Melania Padilla2 years ago


Tom Rose
Thomas Rose2 years ago

Interesting post. Thanks.

Bruno Moreira
Bruno Moreira2 years ago

noted thanks

Ann Fuller
Ann Fuller2 years ago

I very rarely drink but my husband drinks every day & we have been married for 41 years. I think it depends on how much patience you have. If they start to get argumentative you just ignore them & find something else to do. No one is perfect.

Mari Garcia
Mari Garcia2 years ago

I kind of feel that the title was misleading...but the results of the study was interesting

Nancy Black
Nancy Black2 years ago

Probably depends upon how often you indulge, whether or not you are a mean drinker, whether or not you allow drinking to stop you from functioning and doing necessary tasks.

Edgar Zuim
Edgar Zuim2 years ago

Well .. seems obvious, right?

Vera Yuno
Vera Yuno2 years ago

Drinking can predict you will be drunk after a while if you go on drinking. Obviously, isn't it???

Jink Huge
Jink H.2 years ago

It is probably best to stay away because if the first drink isn't consumed you can never get to become a heavy drinker! I know people who partied moderately in their 20's, had children, put them to bed and enjoyed what became a must have bottle of wine EVERY night.

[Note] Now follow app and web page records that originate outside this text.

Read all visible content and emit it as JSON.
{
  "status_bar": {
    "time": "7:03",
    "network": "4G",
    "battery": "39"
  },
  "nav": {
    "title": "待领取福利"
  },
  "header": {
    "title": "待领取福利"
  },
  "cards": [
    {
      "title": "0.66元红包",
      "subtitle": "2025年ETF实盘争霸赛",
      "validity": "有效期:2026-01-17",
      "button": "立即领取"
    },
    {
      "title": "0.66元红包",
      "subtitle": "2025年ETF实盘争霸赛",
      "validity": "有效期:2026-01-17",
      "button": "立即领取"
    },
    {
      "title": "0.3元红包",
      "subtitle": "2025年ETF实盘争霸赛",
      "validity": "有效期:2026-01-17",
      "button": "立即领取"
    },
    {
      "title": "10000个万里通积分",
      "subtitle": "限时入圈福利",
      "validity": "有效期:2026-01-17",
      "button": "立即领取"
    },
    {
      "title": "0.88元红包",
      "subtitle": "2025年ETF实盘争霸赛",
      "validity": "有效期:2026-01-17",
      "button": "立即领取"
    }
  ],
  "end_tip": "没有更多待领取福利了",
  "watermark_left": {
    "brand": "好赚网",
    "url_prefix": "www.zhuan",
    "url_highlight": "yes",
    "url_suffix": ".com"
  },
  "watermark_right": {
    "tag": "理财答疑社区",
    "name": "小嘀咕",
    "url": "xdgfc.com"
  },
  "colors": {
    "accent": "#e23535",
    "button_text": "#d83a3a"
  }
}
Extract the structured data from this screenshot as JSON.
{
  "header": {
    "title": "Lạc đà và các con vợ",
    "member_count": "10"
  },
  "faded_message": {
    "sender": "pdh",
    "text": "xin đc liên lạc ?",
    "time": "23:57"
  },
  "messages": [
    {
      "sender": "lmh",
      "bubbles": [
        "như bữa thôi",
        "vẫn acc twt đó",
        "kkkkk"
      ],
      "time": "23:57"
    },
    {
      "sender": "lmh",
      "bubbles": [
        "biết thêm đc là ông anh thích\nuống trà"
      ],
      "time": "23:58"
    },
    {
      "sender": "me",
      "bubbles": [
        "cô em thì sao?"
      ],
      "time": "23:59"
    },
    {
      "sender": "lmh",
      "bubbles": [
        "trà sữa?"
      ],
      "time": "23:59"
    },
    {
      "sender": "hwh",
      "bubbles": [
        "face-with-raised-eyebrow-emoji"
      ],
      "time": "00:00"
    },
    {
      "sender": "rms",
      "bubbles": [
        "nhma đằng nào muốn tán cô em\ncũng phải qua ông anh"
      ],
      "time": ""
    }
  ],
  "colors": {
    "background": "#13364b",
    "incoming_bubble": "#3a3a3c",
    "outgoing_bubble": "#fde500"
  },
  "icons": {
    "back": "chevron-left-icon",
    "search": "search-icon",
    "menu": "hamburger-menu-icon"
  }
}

Chad Anderson
Chad Anderson2 years ago

Holds true for me so far...